There are countless varieties of maiming, puncturing, capturing, snaring, gutting, “extruding” (since banned) and slashing devices created by Monc weaponsmiths. Those carried into battle are one of three common types: the polearm, the sword and the bludgeon. These categories are universal in their adoption across the races, so I shall limit this discussion to the specifications that are uniquely “Monc.”
Most of the races developed their polearms from the Zkiel, a widely available and reliable wood. The Moncs have discovered a genetic variant of the Zkiel which, unlike that used by everyone else, can be tempered to be almost as hard as rock while retaining the weight of wood. We’ve yet to determine how they can tell this type of Zkeil from the common stock. Bal’ka explained their particular stock comes from a handful of carefully tended groves within Tel’Forae. “Something in the water,” he mused, tapping at his hardened Monc skin and shimmering into the background. (Only Samantha didn’t laugh at his joke.)
The Moncs, like The People, have mastered the “science of the forge.” Their blades tend to be more “organic” in design than those used by other races, and their metal preparation (iron in particular) is matched only by The People. In the same way Mutie weapons are notoriously brittle, Monc blades are revered for their excellence in both construction and balance.
One especially unique Monc design is what they simply call “the leaf.” The leaf is a bristly series of upward-pointed spines on blade edge. Each spine is sharpened on both sides, effectively a “sword on top of a sword.” Bal’ka explained these blades are usually reserved for encounters with the Muties due to their superior numbers. Unlike The People, Muties are undisciplined and will swing without thought to their next action. The leaf allows for one sword to catch several incoming weapons. Once their immediate threat (and momentum) is lost, the Monc simply uses a “pulling” motion to sidestep their weapons and deliver a lethal strike (or strikes) with the “back edges” of the leaf’s many blades. The chainsawing effect has the added benefit of making quick work of protective leather armor or straps, or catching a wayward finger or three.

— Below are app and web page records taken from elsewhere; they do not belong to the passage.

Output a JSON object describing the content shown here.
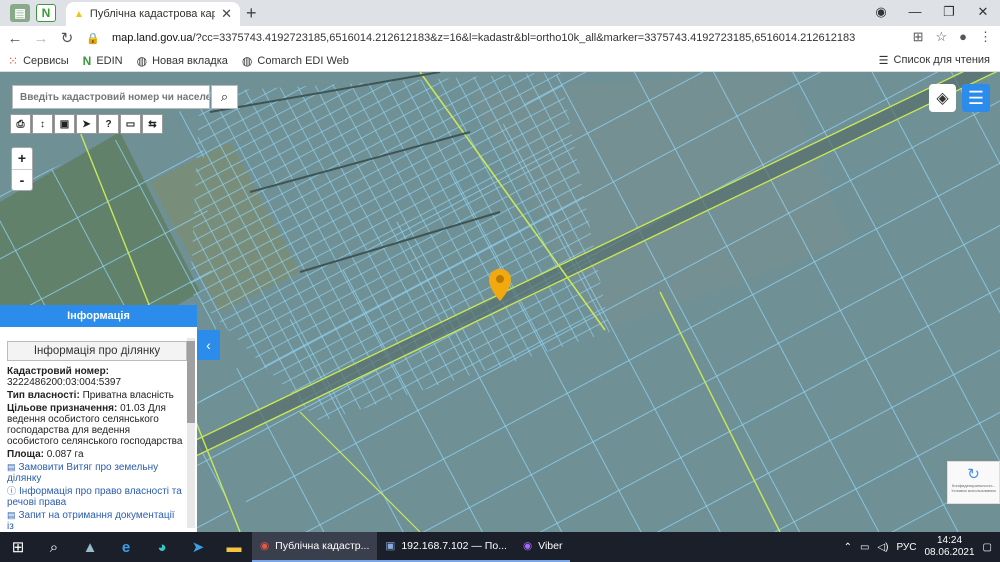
{
  "browser": {
    "tab_title": "Публічна кадастрова карта Укр",
    "url_host": "map.land.gov.ua",
    "url_path": "/?cc=3375743.4192723185,6516014.212612183&z=16&l=kadastr&bl=ortho10k_all&marker=3375743.4192723185,6516014.212612183",
    "bookmarks": [
      "Сервисы",
      "EDIN",
      "Новая вкладка",
      "Comarch EDI Web"
    ],
    "reading_list": "Список для чтения"
  },
  "search": {
    "placeholder": "Введіть кадастровий номер чи населений"
  },
  "info_panel": {
    "header": "Інформація",
    "subheader": "Інформація про ділянку",
    "cadastral_label": "Кадастровий номер:",
    "cadastral_value": "3222486200:03:004:5397",
    "ownership_label": "Тип власності:",
    "ownership_value": "Приватна власність",
    "purpose_label": "Цільове призначення:",
    "purpose_value": "01.03 Для ведення особистого селянського господарства для ведення особистого селянського господарства",
    "area_label": "Площа:",
    "area_value": "0.087 га",
    "link_extract": "Замовити Витяг про земельну ділянку",
    "link_rights": "Інформація про право власності та речові права",
    "link_request": "Запит на отримання документації із"
  },
  "recaptcha": {
    "text": "Конфиденциальность - Условия использования"
  },
  "taskbar": {
    "items": [
      {
        "label": "Публічна кадастр...",
        "icon": "chrome-icon",
        "active": true
      },
      {
        "label": "192.168.7.102 — По...",
        "icon": "remote-desktop-icon",
        "active": false
      },
      {
        "label": "Viber",
        "icon": "viber-icon",
        "active": false
      }
    ],
    "lang": "РУС",
    "time": "14:24",
    "date": "08.06.2021"
  },
  "colors": {
    "accent": "#2b8ceb",
    "parcel": "#8fd0f0",
    "road": "#c8e85a",
    "marker": "#f2a90f"
  }
}
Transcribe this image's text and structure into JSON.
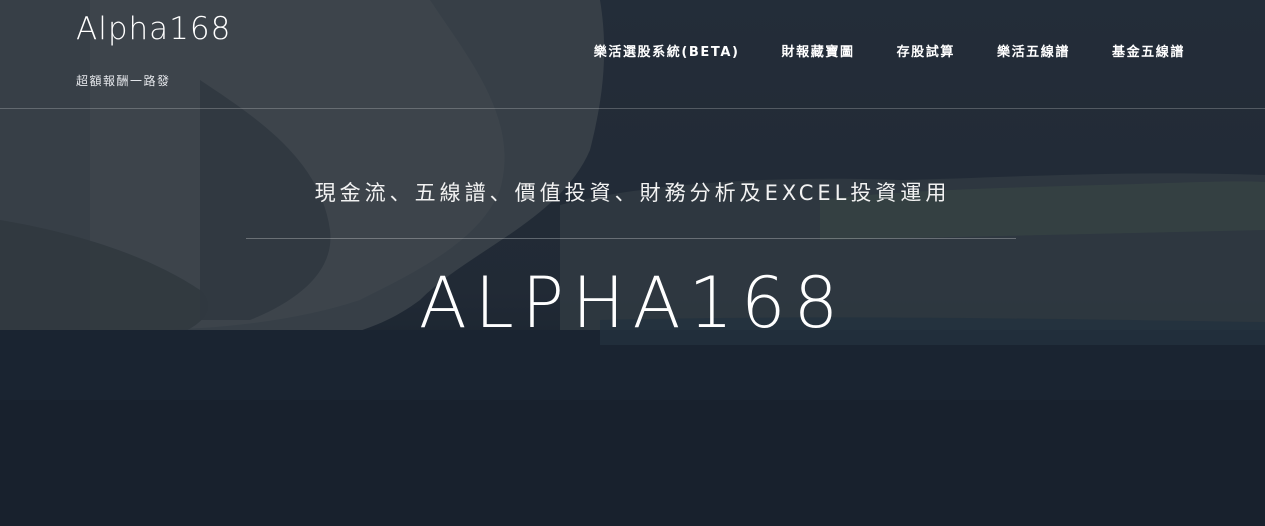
{
  "header": {
    "brand_title": "Alpha168",
    "brand_tagline": "超額報酬一路發",
    "nav": [
      {
        "label": "樂活選股系統(BETA)"
      },
      {
        "label": "財報藏寶圖"
      },
      {
        "label": "存股試算"
      },
      {
        "label": "樂活五線譜"
      },
      {
        "label": "基金五線譜"
      }
    ]
  },
  "hero": {
    "subtitle": "現金流、五線譜、價值投資、財務分析及EXCEL投資運用",
    "title": "ALPHA168"
  },
  "colors": {
    "text": "#ffffff",
    "overlay": "#1f2733",
    "divider": "#5a6270"
  }
}
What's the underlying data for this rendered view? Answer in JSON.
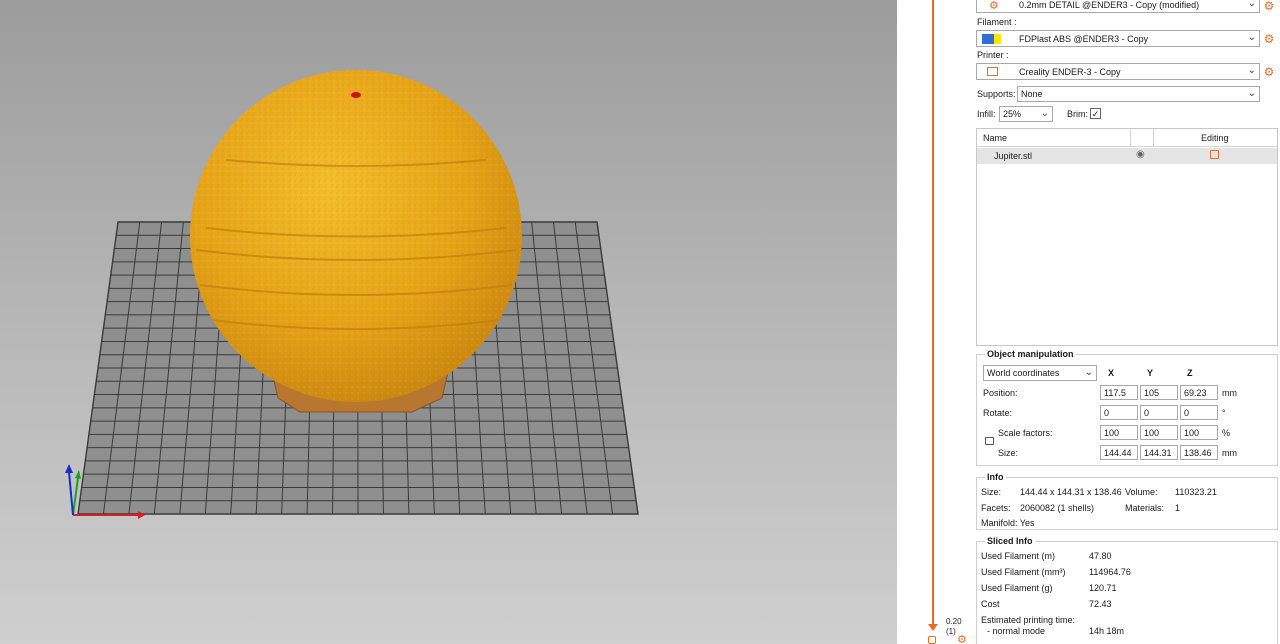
{
  "viewport": {
    "colors": {
      "model": "#e8a417",
      "bed_grid": "#3a3a3a",
      "axis_x": "#d42020",
      "axis_y": "#20a020",
      "axis_z": "#1a2cc8"
    }
  },
  "layer_slider": {
    "value": "0.20",
    "count": "(1)"
  },
  "presets": {
    "print_value": "0.2mm DETAIL @ENDER3 - Copy (modified)",
    "filament_label": "Filament :",
    "filament_value": "FDPlast ABS @ENDER3 - Copy",
    "printer_label": "Printer :",
    "printer_value": "Creality ENDER-3 - Copy"
  },
  "supports": {
    "label": "Supports:",
    "value": "None"
  },
  "infill": {
    "label": "Infill:",
    "value": "25%"
  },
  "brim": {
    "label": "Brim:",
    "checked": true
  },
  "object_list": {
    "col_name": "Name",
    "col_editing": "Editing",
    "rows": [
      {
        "name": "Jupiter.stl"
      }
    ]
  },
  "object_manipulation": {
    "title": "Object manipulation",
    "coord_system": "World coordinates",
    "axis_x": "X",
    "axis_y": "Y",
    "axis_z": "Z",
    "position_label": "Position:",
    "position": [
      "117.5",
      "105",
      "69.23"
    ],
    "position_unit": "mm",
    "rotate_label": "Rotate:",
    "rotate": [
      "0",
      "0",
      "0"
    ],
    "rotate_unit": "°",
    "scale_label": "Scale factors:",
    "scale": [
      "100",
      "100",
      "100"
    ],
    "scale_unit": "%",
    "size_label": "Size:",
    "size": [
      "144.44",
      "144.31",
      "138.46"
    ],
    "size_unit": "mm"
  },
  "info": {
    "title": "Info",
    "size_label": "Size:",
    "size_value": "144.44 x 144.31 x 138.46",
    "volume_label": "Volume:",
    "volume_value": "110323.21",
    "facets_label": "Facets:",
    "facets_value": "2060082 (1 shells)",
    "materials_label": "Materials:",
    "materials_value": "1",
    "manifold": "Manifold: Yes"
  },
  "sliced_info": {
    "title": "Sliced Info",
    "rows": [
      {
        "label": "Used Filament (m)",
        "value": "47.80"
      },
      {
        "label": "Used Filament (mm³)",
        "value": "114964.76"
      },
      {
        "label": "Used Filament (g)",
        "value": "120.71"
      },
      {
        "label": "Cost",
        "value": "72.43"
      }
    ],
    "time_label": "Estimated printing time:",
    "mode_label": "- normal mode",
    "mode_value": "14h 18m"
  }
}
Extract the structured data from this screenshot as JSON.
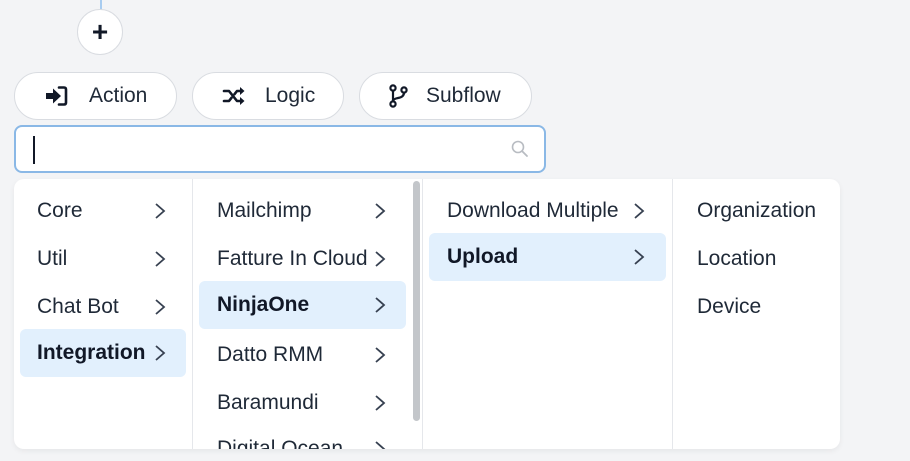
{
  "add_button": {
    "label": "+"
  },
  "toolbar": {
    "action": {
      "label": "Action",
      "icon": "sign-in-arrow-icon"
    },
    "logic": {
      "label": "Logic",
      "icon": "shuffle-icon"
    },
    "subflow": {
      "label": "Subflow",
      "icon": "code-branch-icon"
    }
  },
  "search": {
    "value": "",
    "placeholder": "",
    "icon": "search-icon"
  },
  "menu": {
    "columns": [
      {
        "items": [
          {
            "label": "Core",
            "has_submenu": true,
            "selected": false
          },
          {
            "label": "Util",
            "has_submenu": true,
            "selected": false
          },
          {
            "label": "Chat Bot",
            "has_submenu": true,
            "selected": false
          },
          {
            "label": "Integration",
            "has_submenu": true,
            "selected": true
          }
        ]
      },
      {
        "items": [
          {
            "label": "Mailchimp",
            "has_submenu": true,
            "selected": false
          },
          {
            "label": "Fatture In Cloud",
            "has_submenu": true,
            "selected": false
          },
          {
            "label": "NinjaOne",
            "has_submenu": true,
            "selected": true
          },
          {
            "label": "Datto RMM",
            "has_submenu": true,
            "selected": false
          },
          {
            "label": "Baramundi",
            "has_submenu": true,
            "selected": false
          },
          {
            "label": "Digital Ocean",
            "has_submenu": true,
            "selected": false
          }
        ]
      },
      {
        "items": [
          {
            "label": "Download Multiple",
            "has_submenu": true,
            "selected": false
          },
          {
            "label": "Upload",
            "has_submenu": true,
            "selected": true
          }
        ]
      },
      {
        "items": [
          {
            "label": "Organization",
            "has_submenu": false,
            "selected": false
          },
          {
            "label": "Location",
            "has_submenu": false,
            "selected": false
          },
          {
            "label": "Device",
            "has_submenu": false,
            "selected": false
          }
        ]
      }
    ]
  },
  "colors": {
    "background": "#f3f4f6",
    "selected_bg": "#e2f0fd",
    "focus_border": "#8ab8e6",
    "text": "#1f2937"
  }
}
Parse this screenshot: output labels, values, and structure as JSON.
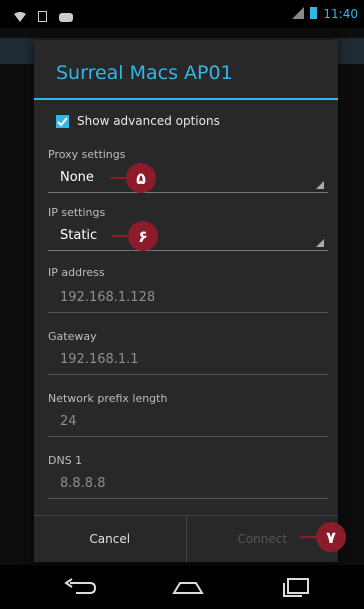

Every race has some type of warhammer in its arsenal. Only the Moncs possess warhammers that are practical beyond the first swing. First, they are immaculately balanced using a counterweight of iron or stone bound into the lower segment of the handle. It is usually capped with a puncture blade of some sort to offset the blunt-force business end of the hammer.
Uweza handed me his hammer to experience this for myself. I embarrassingly dropped it, having forgotten how much stronger Moncs are than humans. Uweza tilted his flattened hand vertically and rested the hammer’s handle center on it. I asked why this particular weapon would need to be so precisely balanced. As if anticipating the question, Uweza leaped at a rock and smashed it with the hammer. He then spun, effortlessly twirled the hammer around his fingers at its neutral pivot point, and landed the spiked handle in a large bajas melon with a sickening squelch.
Everyone knew what the rock and melon represented. Uweza graciously accepted my pale faced silence as understanding.